RECORDS FOR THIS EXERCISE:
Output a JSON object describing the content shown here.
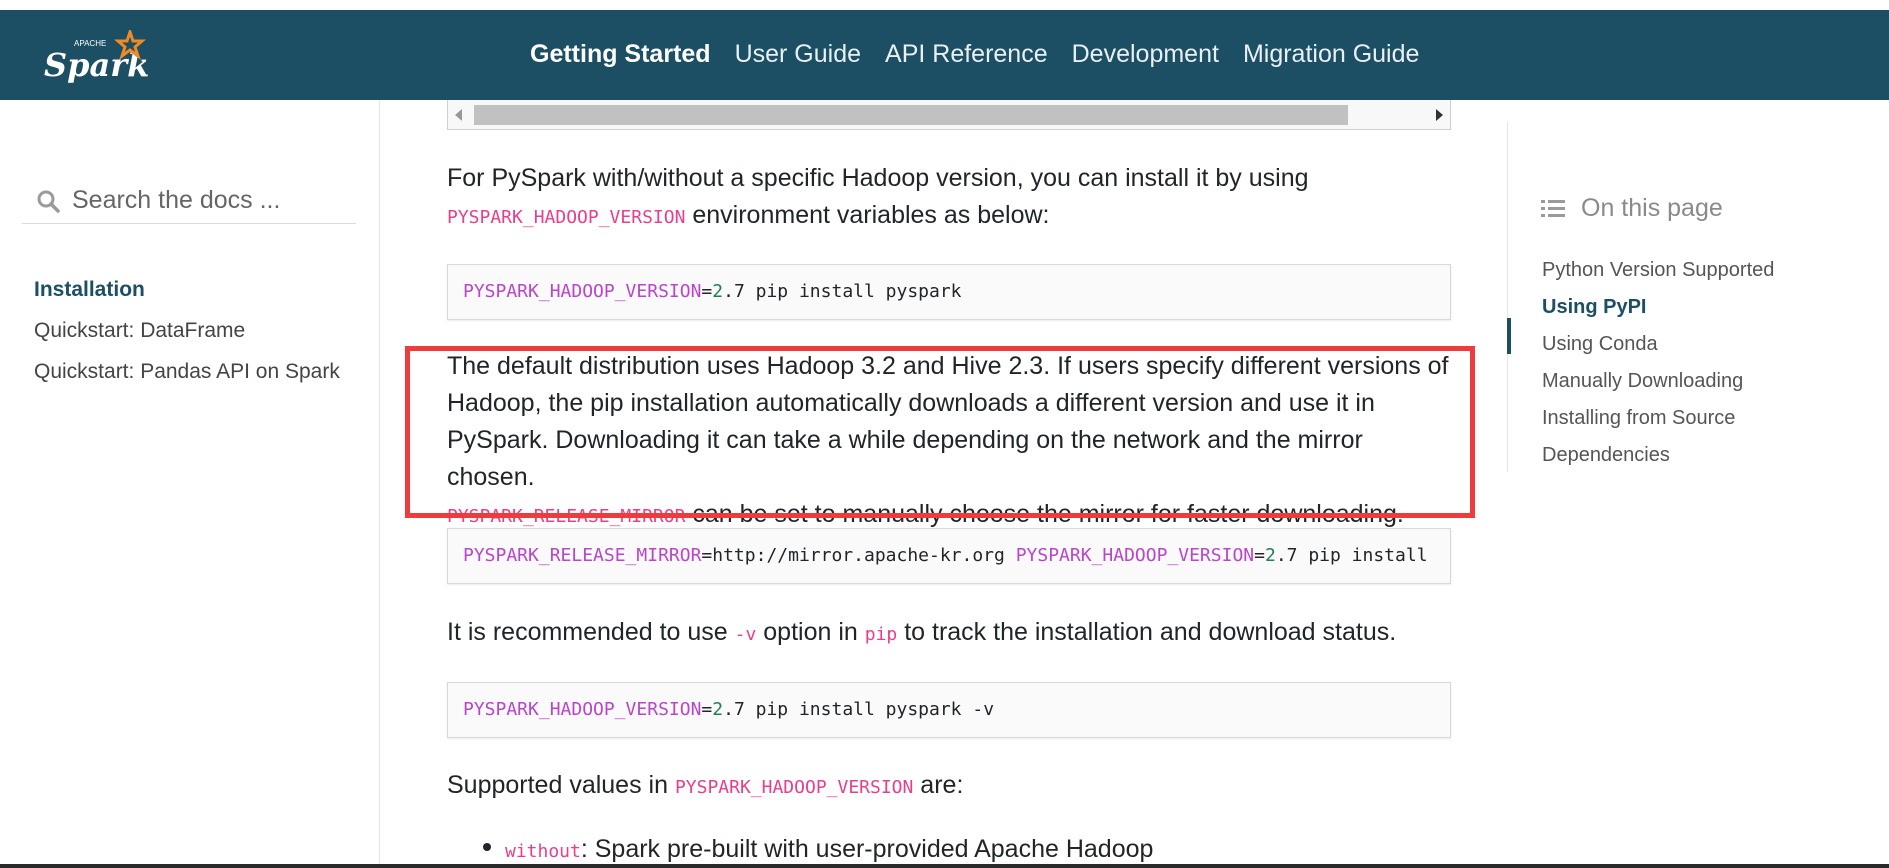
{
  "brand": {
    "logo_word": "Spark",
    "logo_super": "APACHE"
  },
  "nav": {
    "items": [
      {
        "label": "Getting Started",
        "active": true
      },
      {
        "label": "User Guide",
        "active": false
      },
      {
        "label": "API Reference",
        "active": false
      },
      {
        "label": "Development",
        "active": false
      },
      {
        "label": "Migration Guide",
        "active": false
      }
    ]
  },
  "search": {
    "placeholder": "Search the docs ..."
  },
  "sidebar": {
    "items": [
      {
        "label": "Installation",
        "active": true
      },
      {
        "label": "Quickstart: DataFrame",
        "active": false
      },
      {
        "label": "Quickstart: Pandas API on Spark",
        "active": false
      }
    ]
  },
  "content": {
    "p1": {
      "text_a": "For PySpark with/without a specific Hadoop version, you can install it by using",
      "code": "PYSPARK_HADOOP_VERSION",
      "text_b": " environment variables as below:"
    },
    "code1": {
      "var": "PYSPARK_HADOOP_VERSION",
      "eq": "=",
      "num": "2",
      "rest": ".7 pip install pyspark"
    },
    "p2": {
      "line1": "The default distribution uses Hadoop 3.2 and Hive 2.3. If users specify different versions of",
      "line2": "Hadoop, the pip installation automatically downloads a different version and use it in",
      "line3": "PySpark. Downloading it can take a while depending on the network and the mirror chosen.",
      "code": "PYSPARK_RELEASE_MIRROR",
      "text_b": " can be set to manually choose the mirror for faster downloading."
    },
    "code2": {
      "var1": "PYSPARK_RELEASE_MIRROR",
      "mid": "=http://mirror.apache-kr.org ",
      "var2": "PYSPARK_HADOOP_VERSION",
      "eq": "=",
      "num": "2",
      "rest": ".7 pip install"
    },
    "p3": {
      "text_a": "It is recommended to use ",
      "code1": "-v",
      "text_b": " option in ",
      "code2": "pip",
      "text_c": " to track the installation and download status."
    },
    "code3": {
      "var": "PYSPARK_HADOOP_VERSION",
      "eq": "=",
      "num": "2",
      "rest": ".7 pip install pyspark -v"
    },
    "p4": {
      "text_a": "Supported values in ",
      "code": "PYSPARK_HADOOP_VERSION",
      "text_b": " are:"
    },
    "bullet1": {
      "code": "without",
      "text": ": Spark pre-built with user-provided Apache Hadoop"
    }
  },
  "toc": {
    "header": "On this page",
    "items": [
      {
        "label": "Python Version Supported",
        "active": false
      },
      {
        "label": "Using PyPI",
        "active": true
      },
      {
        "label": "Using Conda",
        "active": false
      },
      {
        "label": "Manually Downloading",
        "active": false
      },
      {
        "label": "Installing from Source",
        "active": false
      },
      {
        "label": "Dependencies",
        "active": false
      }
    ]
  },
  "colors": {
    "navbar_bg": "#1c4f63",
    "highlight_border": "#ee3b3b",
    "inline_code": "#e83e8c",
    "logo_star": "#f08a24"
  }
}
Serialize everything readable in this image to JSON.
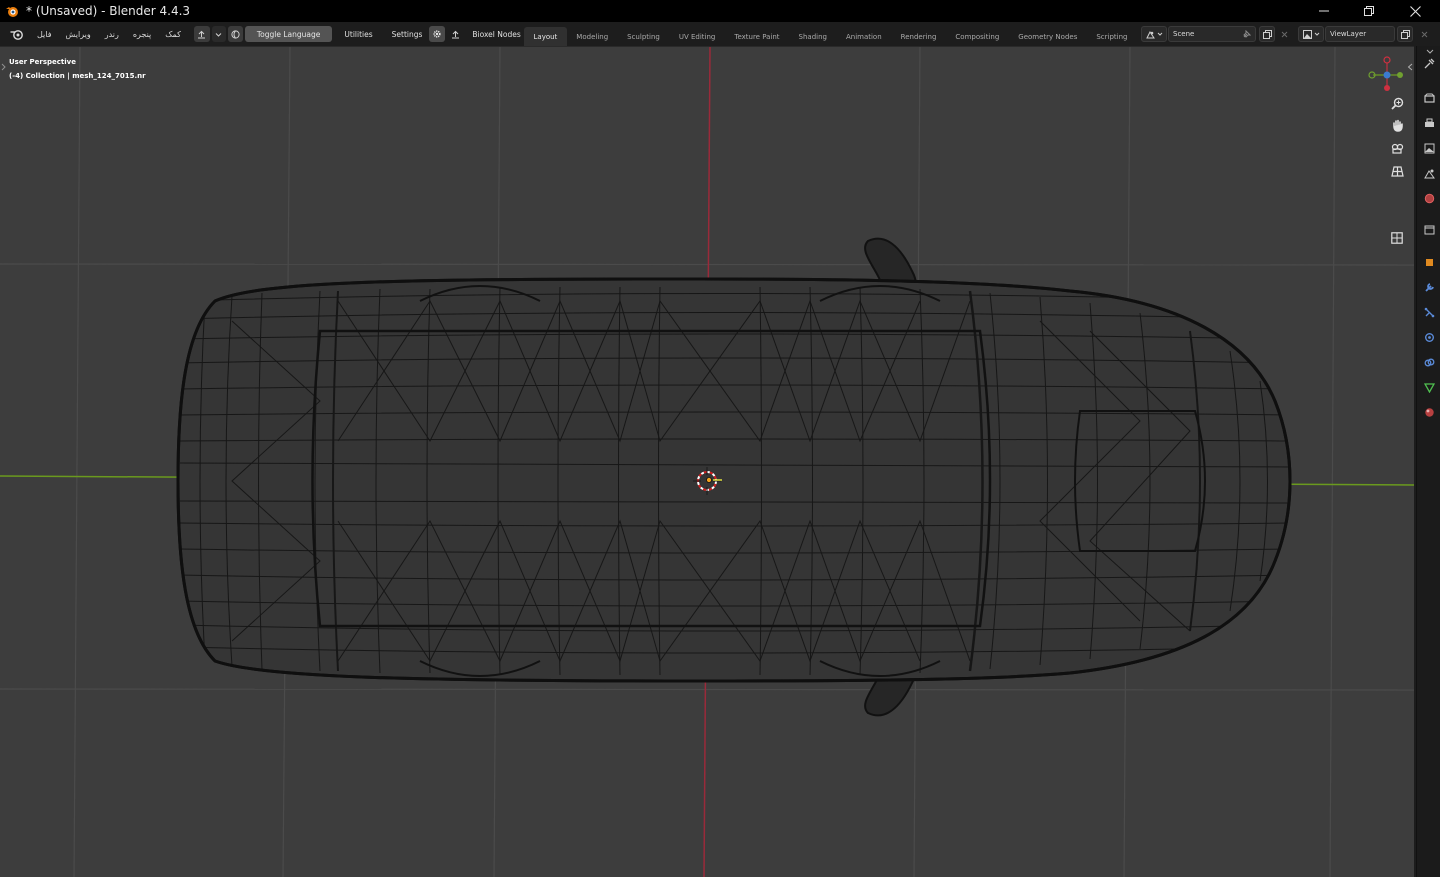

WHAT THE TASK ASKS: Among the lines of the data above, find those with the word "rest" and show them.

WRITTEN ANSWER:
      "rest": ".7 pip install pyspark"
      "rest": ".7 pip install"
      "rest": ".7 pip install pyspark -v"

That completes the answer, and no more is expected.